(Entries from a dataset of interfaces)
---
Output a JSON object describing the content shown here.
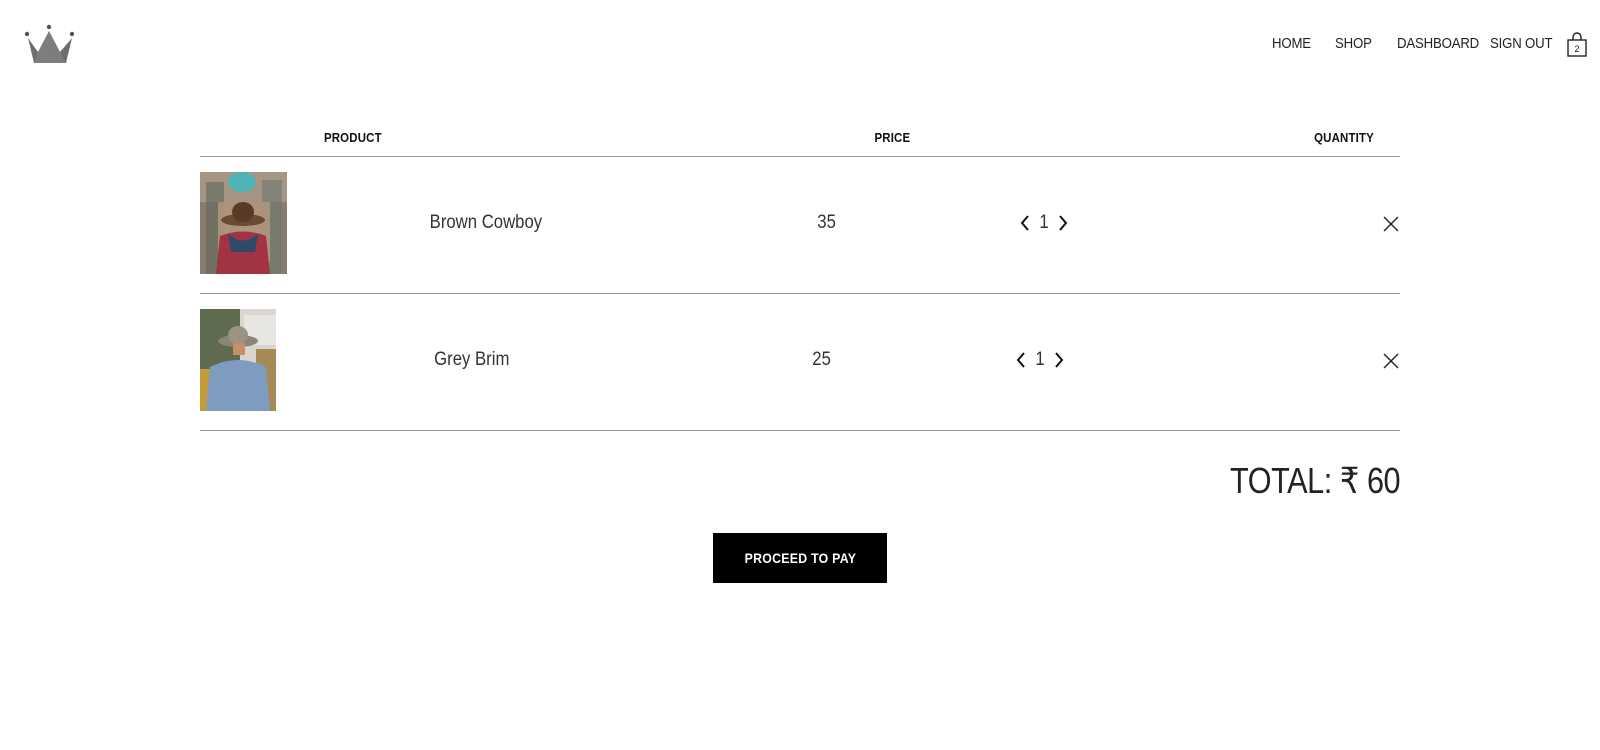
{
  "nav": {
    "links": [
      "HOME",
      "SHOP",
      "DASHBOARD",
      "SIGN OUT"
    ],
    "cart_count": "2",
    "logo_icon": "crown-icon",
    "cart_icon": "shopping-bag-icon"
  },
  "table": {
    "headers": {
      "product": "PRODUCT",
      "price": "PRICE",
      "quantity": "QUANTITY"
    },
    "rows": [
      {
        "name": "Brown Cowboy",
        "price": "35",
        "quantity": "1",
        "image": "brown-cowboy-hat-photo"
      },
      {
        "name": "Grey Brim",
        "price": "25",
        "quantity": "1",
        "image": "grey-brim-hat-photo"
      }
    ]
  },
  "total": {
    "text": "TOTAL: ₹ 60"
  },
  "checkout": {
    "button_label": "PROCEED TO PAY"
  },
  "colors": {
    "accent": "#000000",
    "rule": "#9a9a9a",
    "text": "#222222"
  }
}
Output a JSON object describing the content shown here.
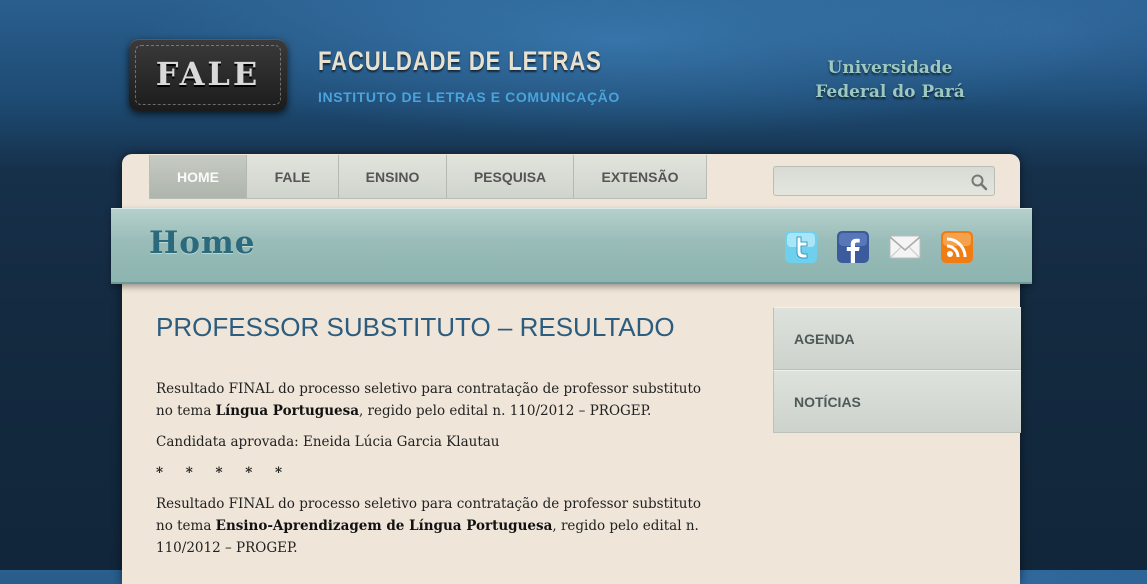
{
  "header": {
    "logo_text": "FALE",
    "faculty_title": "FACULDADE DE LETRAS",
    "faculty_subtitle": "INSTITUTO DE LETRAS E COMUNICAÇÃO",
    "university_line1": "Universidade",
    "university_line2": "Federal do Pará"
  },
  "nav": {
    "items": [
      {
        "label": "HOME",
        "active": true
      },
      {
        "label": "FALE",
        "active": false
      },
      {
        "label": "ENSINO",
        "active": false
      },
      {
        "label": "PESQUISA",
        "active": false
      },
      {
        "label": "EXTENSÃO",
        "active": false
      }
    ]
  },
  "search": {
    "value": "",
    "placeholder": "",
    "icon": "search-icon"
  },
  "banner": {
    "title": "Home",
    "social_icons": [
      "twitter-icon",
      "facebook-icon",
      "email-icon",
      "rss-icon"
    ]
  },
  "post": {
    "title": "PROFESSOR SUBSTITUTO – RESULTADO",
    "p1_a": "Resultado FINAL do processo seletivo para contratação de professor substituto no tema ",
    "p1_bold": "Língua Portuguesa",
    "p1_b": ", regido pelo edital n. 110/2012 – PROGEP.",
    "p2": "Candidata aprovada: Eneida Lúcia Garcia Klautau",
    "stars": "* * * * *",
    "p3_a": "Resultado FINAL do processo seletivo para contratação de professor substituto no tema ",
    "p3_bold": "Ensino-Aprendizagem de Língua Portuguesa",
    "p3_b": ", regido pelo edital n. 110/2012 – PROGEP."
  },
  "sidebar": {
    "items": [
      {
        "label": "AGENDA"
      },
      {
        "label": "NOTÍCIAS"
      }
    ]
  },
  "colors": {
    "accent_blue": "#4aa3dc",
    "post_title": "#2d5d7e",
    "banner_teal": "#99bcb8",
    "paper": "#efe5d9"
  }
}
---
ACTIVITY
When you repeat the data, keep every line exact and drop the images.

OUTPUT
Output a JSON object describing the content shown here.
{
  "nav": {
    "links": [
      "HOME",
      "SHOP",
      "DASHBOARD",
      "SIGN OUT"
    ],
    "cart_count": "2",
    "logo_icon": "crown-icon",
    "cart_icon": "shopping-bag-icon"
  },
  "table": {
    "headers": {
      "product": "PRODUCT",
      "price": "PRICE",
      "quantity": "QUANTITY"
    },
    "rows": [
      {
        "name": "Brown Cowboy",
        "price": "35",
        "quantity": "1",
        "image": "brown-cowboy-hat-photo"
      },
      {
        "name": "Grey Brim",
        "price": "25",
        "quantity": "1",
        "image": "grey-brim-hat-photo"
      }
    ]
  },
  "total": {
    "text": "TOTAL: ₹ 60"
  },
  "checkout": {
    "button_label": "PROCEED TO PAY"
  },
  "colors": {
    "accent": "#000000",
    "rule": "#9a9a9a",
    "text": "#222222"
  }
}
Output a JSON object describing the content shown here.
{
  "header": {
    "logo_text": "FALE",
    "faculty_title": "FACULDADE DE LETRAS",
    "faculty_subtitle": "INSTITUTO DE LETRAS E COMUNICAÇÃO",
    "university_line1": "Universidade",
    "university_line2": "Federal do Pará"
  },
  "nav": {
    "items": [
      {
        "label": "HOME",
        "active": true
      },
      {
        "label": "FALE",
        "active": false
      },
      {
        "label": "ENSINO",
        "active": false
      },
      {
        "label": "PESQUISA",
        "active": false
      },
      {
        "label": "EXTENSÃO",
        "active": false
      }
    ]
  },
  "search": {
    "value": "",
    "placeholder": "",
    "icon": "search-icon"
  },
  "banner": {
    "title": "Home",
    "social_icons": [
      "twitter-icon",
      "facebook-icon",
      "email-icon",
      "rss-icon"
    ]
  },
  "post": {
    "title": "PROFESSOR SUBSTITUTO – RESULTADO",
    "p1_a": "Resultado FINAL do processo seletivo para contratação de professor substituto no tema ",
    "p1_bold": "Língua Portuguesa",
    "p1_b": ", regido pelo edital n. 110/2012 – PROGEP.",
    "p2": "Candidata aprovada: Eneida Lúcia Garcia Klautau",
    "stars": "* * * * *",
    "p3_a": "Resultado FINAL do processo seletivo para contratação de professor substituto no tema ",
    "p3_bold": "Ensino-Aprendizagem de Língua Portuguesa",
    "p3_b": ", regido pelo edital n. 110/2012 – PROGEP."
  },
  "sidebar": {
    "items": [
      {
        "label": "AGENDA"
      },
      {
        "label": "NOTÍCIAS"
      }
    ]
  },
  "colors": {
    "accent_blue": "#4aa3dc",
    "post_title": "#2d5d7e",
    "banner_teal": "#99bcb8",
    "paper": "#efe5d9"
  }
}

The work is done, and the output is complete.